(Dataset rows describing interfaces)
□ □ □ □ □

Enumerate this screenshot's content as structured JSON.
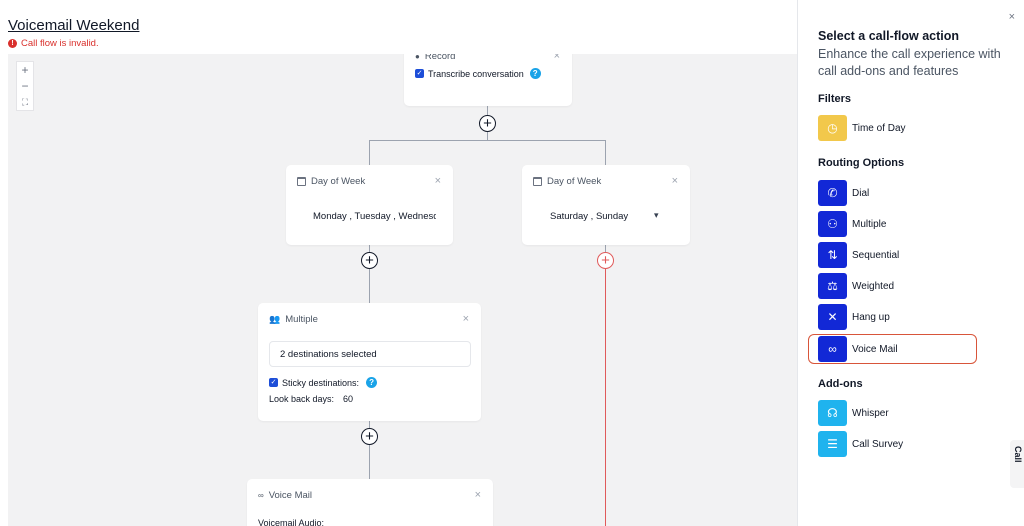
{
  "header": {
    "title": "Voicemail Weekend",
    "error_icon": "!",
    "error": "Call flow is invalid."
  },
  "canvas": {
    "zoom": {
      "in": "+",
      "out": "−",
      "fit": "⛶"
    },
    "record_node": {
      "label": "Record",
      "close": "×",
      "transcribe_label": "Transcribe conversation",
      "transcribe_checked": true,
      "help": "?"
    },
    "branch_plus": "+",
    "day_node_left": {
      "label": "Day of Week",
      "close": "×",
      "value": "Monday , Tuesday , Wednesday"
    },
    "day_node_right": {
      "label": "Day of Week",
      "close": "×",
      "value": "Saturday , Sunday",
      "caret": "▾"
    },
    "multiple_node": {
      "label": "Multiple",
      "close": "×",
      "destinations": "2 destinations selected",
      "sticky_label": "Sticky destinations:",
      "sticky_checked": true,
      "help": "?",
      "lookback_label": "Look back days:",
      "lookback_value": "60"
    },
    "voicemail_node": {
      "label": "Voice Mail",
      "close": "×",
      "audio_label": "Voicemail Audio:"
    }
  },
  "panel": {
    "close": "×",
    "title": "Select a call-flow action",
    "subtitle": "Enhance the call experience with call add-ons and features",
    "filters_heading": "Filters",
    "filters": [
      {
        "label": "Time of Day",
        "icon": "clock-icon",
        "color": "#f2c84b"
      }
    ],
    "routing_heading": "Routing Options",
    "routing": [
      {
        "label": "Dial",
        "icon": "phone-icon",
        "color": "#1228d6"
      },
      {
        "label": "Multiple",
        "icon": "users-icon",
        "color": "#1228d6"
      },
      {
        "label": "Sequential",
        "icon": "sort-arrows-icon",
        "color": "#1228d6"
      },
      {
        "label": "Weighted",
        "icon": "scale-icon",
        "color": "#1228d6"
      },
      {
        "label": "Hang up",
        "icon": "hang-up-icon",
        "color": "#1228d6"
      },
      {
        "label": "Voice Mail",
        "icon": "voicemail-icon",
        "color": "#1228d6",
        "highlighted": true
      }
    ],
    "addons_heading": "Add-ons",
    "addons": [
      {
        "label": "Whisper",
        "icon": "headset-icon",
        "color": "#1fb3ee"
      },
      {
        "label": "Call Survey",
        "icon": "survey-icon",
        "color": "#1fb3ee"
      }
    ],
    "side_tab": "Call"
  }
}
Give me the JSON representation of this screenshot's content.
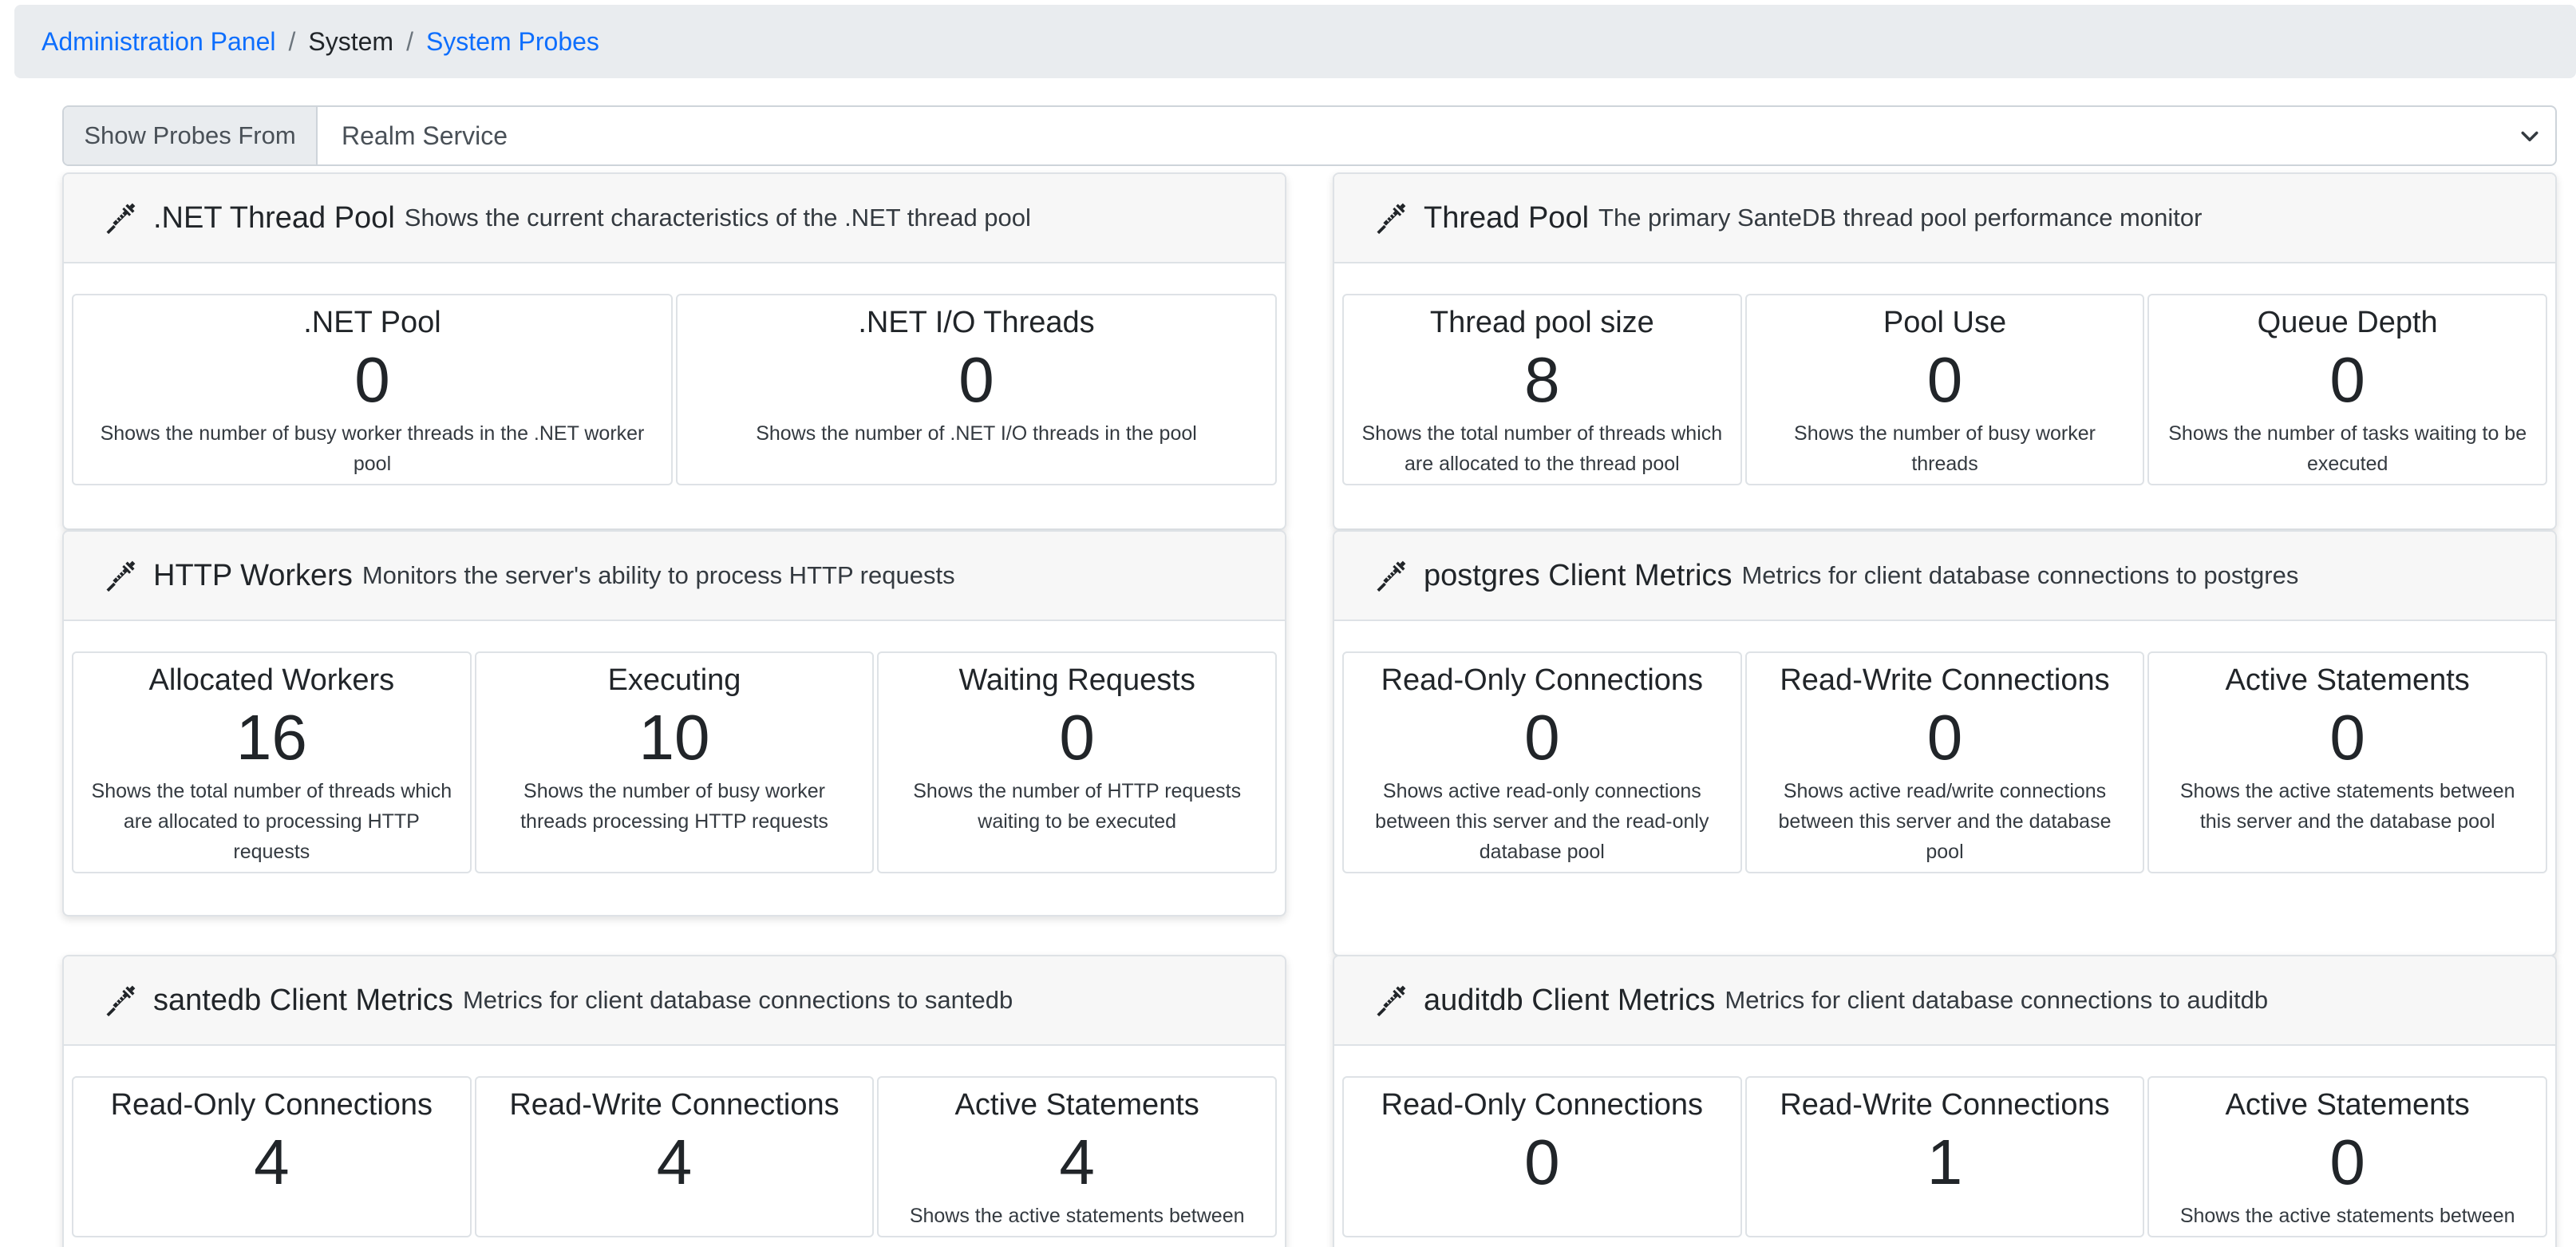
{
  "breadcrumb": {
    "root": "Administration Panel",
    "separator": "/",
    "section": "System",
    "current": "System Probes"
  },
  "selector": {
    "label": "Show Probes From",
    "value": "Realm Service"
  },
  "cards": {
    "net": {
      "title": ".NET Thread Pool",
      "description": "Shows the current characteristics of the .NET thread pool",
      "metrics": [
        {
          "title": ".NET Pool",
          "value": "0",
          "description": "Shows the number of busy worker threads in the .NET worker pool"
        },
        {
          "title": ".NET I/O Threads",
          "value": "0",
          "description": "Shows the number of .NET I/O threads in the pool"
        }
      ]
    },
    "thread": {
      "title": "Thread Pool",
      "description": "The primary SanteDB thread pool performance monitor",
      "metrics": [
        {
          "title": "Thread pool size",
          "value": "8",
          "description": "Shows the total number of threads which are allocated to the thread pool"
        },
        {
          "title": "Pool Use",
          "value": "0",
          "description": "Shows the number of busy worker threads"
        },
        {
          "title": "Queue Depth",
          "value": "0",
          "description": "Shows the number of tasks waiting to be executed"
        }
      ]
    },
    "http": {
      "title": "HTTP Workers",
      "description": "Monitors the server's ability to process HTTP requests",
      "metrics": [
        {
          "title": "Allocated Workers",
          "value": "16",
          "description": "Shows the total number of threads which are allocated to processing HTTP requests"
        },
        {
          "title": "Executing",
          "value": "10",
          "description": "Shows the number of busy worker threads processing HTTP requests"
        },
        {
          "title": "Waiting Requests",
          "value": "0",
          "description": "Shows the number of HTTP requests waiting to be executed"
        }
      ]
    },
    "pg": {
      "title": "postgres Client Metrics",
      "description": "Metrics for client database connections to postgres",
      "metrics": [
        {
          "title": "Read-Only Connections",
          "value": "0",
          "description": "Shows active read-only connections between this server and the read-only database pool"
        },
        {
          "title": "Read-Write Connections",
          "value": "0",
          "description": "Shows active read/write connections between this server and the database pool"
        },
        {
          "title": "Active Statements",
          "value": "0",
          "description": "Shows the active statements between this server and the database pool"
        }
      ]
    },
    "santedb": {
      "title": "santedb Client Metrics",
      "description": "Metrics for client database connections to santedb",
      "metrics": [
        {
          "title": "Read-Only Connections",
          "value": "4",
          "description": ""
        },
        {
          "title": "Read-Write Connections",
          "value": "4",
          "description": ""
        },
        {
          "title": "Active Statements",
          "value": "4",
          "description": "Shows the active statements between"
        }
      ]
    },
    "auditdb": {
      "title": "auditdb Client Metrics",
      "description": "Metrics for client database connections to auditdb",
      "metrics": [
        {
          "title": "Read-Only Connections",
          "value": "0",
          "description": ""
        },
        {
          "title": "Read-Write Connections",
          "value": "1",
          "description": ""
        },
        {
          "title": "Active Statements",
          "value": "0",
          "description": "Shows the active statements between"
        }
      ]
    }
  },
  "colors": {
    "link": "#0d6efd",
    "breadcrumb_bg": "#e9ecef",
    "card_header_bg": "#f7f7f7",
    "border": "#dee2e6"
  },
  "icons": {
    "probe": "syringe-icon",
    "dropdown": "chevron-down-icon"
  }
}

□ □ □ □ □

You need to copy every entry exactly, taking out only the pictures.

Enumerate this screenshot's content as structured JSON.
{
  "header": {
    "title": "Voicemail Weekend",
    "error_icon": "!",
    "error": "Call flow is invalid."
  },
  "canvas": {
    "zoom": {
      "in": "+",
      "out": "−",
      "fit": "⛶"
    },
    "record_node": {
      "label": "Record",
      "close": "×",
      "transcribe_label": "Transcribe conversation",
      "transcribe_checked": true,
      "help": "?"
    },
    "branch_plus": "+",
    "day_node_left": {
      "label": "Day of Week",
      "close": "×",
      "value": "Monday , Tuesday , Wednesday"
    },
    "day_node_right": {
      "label": "Day of Week",
      "close": "×",
      "value": "Saturday , Sunday",
      "caret": "▾"
    },
    "multiple_node": {
      "label": "Multiple",
      "close": "×",
      "destinations": "2 destinations selected",
      "sticky_label": "Sticky destinations:",
      "sticky_checked": true,
      "help": "?",
      "lookback_label": "Look back days:",
      "lookback_value": "60"
    },
    "voicemail_node": {
      "label": "Voice Mail",
      "close": "×",
      "audio_label": "Voicemail Audio:"
    }
  },
  "panel": {
    "close": "×",
    "title": "Select a call-flow action",
    "subtitle": "Enhance the call experience with call add-ons and features",
    "filters_heading": "Filters",
    "filters": [
      {
        "label": "Time of Day",
        "icon": "clock-icon",
        "color": "#f2c84b"
      }
    ],
    "routing_heading": "Routing Options",
    "routing": [
      {
        "label": "Dial",
        "icon": "phone-icon",
        "color": "#1228d6"
      },
      {
        "label": "Multiple",
        "icon": "users-icon",
        "color": "#1228d6"
      },
      {
        "label": "Sequential",
        "icon": "sort-arrows-icon",
        "color": "#1228d6"
      },
      {
        "label": "Weighted",
        "icon": "scale-icon",
        "color": "#1228d6"
      },
      {
        "label": "Hang up",
        "icon": "hang-up-icon",
        "color": "#1228d6"
      },
      {
        "label": "Voice Mail",
        "icon": "voicemail-icon",
        "color": "#1228d6",
        "highlighted": true
      }
    ],
    "addons_heading": "Add-ons",
    "addons": [
      {
        "label": "Whisper",
        "icon": "headset-icon",
        "color": "#1fb3ee"
      },
      {
        "label": "Call Survey",
        "icon": "survey-icon",
        "color": "#1fb3ee"
      }
    ],
    "side_tab": "Call"
  }
}
Give me the JSON representation of this screenshot's content.
{
  "breadcrumb": {
    "root": "Administration Panel",
    "separator": "/",
    "section": "System",
    "current": "System Probes"
  },
  "selector": {
    "label": "Show Probes From",
    "value": "Realm Service"
  },
  "cards": {
    "net": {
      "title": ".NET Thread Pool",
      "description": "Shows the current characteristics of the .NET thread pool",
      "metrics": [
        {
          "title": ".NET Pool",
          "value": "0",
          "description": "Shows the number of busy worker threads in the .NET worker pool"
        },
        {
          "title": ".NET I/O Threads",
          "value": "0",
          "description": "Shows the number of .NET I/O threads in the pool"
        }
      ]
    },
    "thread": {
      "title": "Thread Pool",
      "description": "The primary SanteDB thread pool performance monitor",
      "metrics": [
        {
          "title": "Thread pool size",
          "value": "8",
          "description": "Shows the total number of threads which are allocated to the thread pool"
        },
        {
          "title": "Pool Use",
          "value": "0",
          "description": "Shows the number of busy worker threads"
        },
        {
          "title": "Queue Depth",
          "value": "0",
          "description": "Shows the number of tasks waiting to be executed"
        }
      ]
    },
    "http": {
      "title": "HTTP Workers",
      "description": "Monitors the server's ability to process HTTP requests",
      "metrics": [
        {
          "title": "Allocated Workers",
          "value": "16",
          "description": "Shows the total number of threads which are allocated to processing HTTP requests"
        },
        {
          "title": "Executing",
          "value": "10",
          "description": "Shows the number of busy worker threads processing HTTP requests"
        },
        {
          "title": "Waiting Requests",
          "value": "0",
          "description": "Shows the number of HTTP requests waiting to be executed"
        }
      ]
    },
    "pg": {
      "title": "postgres Client Metrics",
      "description": "Metrics for client database connections to postgres",
      "metrics": [
        {
          "title": "Read-Only Connections",
          "value": "0",
          "description": "Shows active read-only connections between this server and the read-only database pool"
        },
        {
          "title": "Read-Write Connections",
          "value": "0",
          "description": "Shows active read/write connections between this server and the database pool"
        },
        {
          "title": "Active Statements",
          "value": "0",
          "description": "Shows the active statements between this server and the database pool"
        }
      ]
    },
    "santedb": {
      "title": "santedb Client Metrics",
      "description": "Metrics for client database connections to santedb",
      "metrics": [
        {
          "title": "Read-Only Connections",
          "value": "4",
          "description": ""
        },
        {
          "title": "Read-Write Connections",
          "value": "4",
          "description": ""
        },
        {
          "title": "Active Statements",
          "value": "4",
          "description": "Shows the active statements between"
        }
      ]
    },
    "auditdb": {
      "title": "auditdb Client Metrics",
      "description": "Metrics for client database connections to auditdb",
      "metrics": [
        {
          "title": "Read-Only Connections",
          "value": "0",
          "description": ""
        },
        {
          "title": "Read-Write Connections",
          "value": "1",
          "description": ""
        },
        {
          "title": "Active Statements",
          "value": "0",
          "description": "Shows the active statements between"
        }
      ]
    }
  },
  "colors": {
    "link": "#0d6efd",
    "breadcrumb_bg": "#e9ecef",
    "card_header_bg": "#f7f7f7",
    "border": "#dee2e6"
  },
  "icons": {
    "probe": "syringe-icon",
    "dropdown": "chevron-down-icon"
  }
}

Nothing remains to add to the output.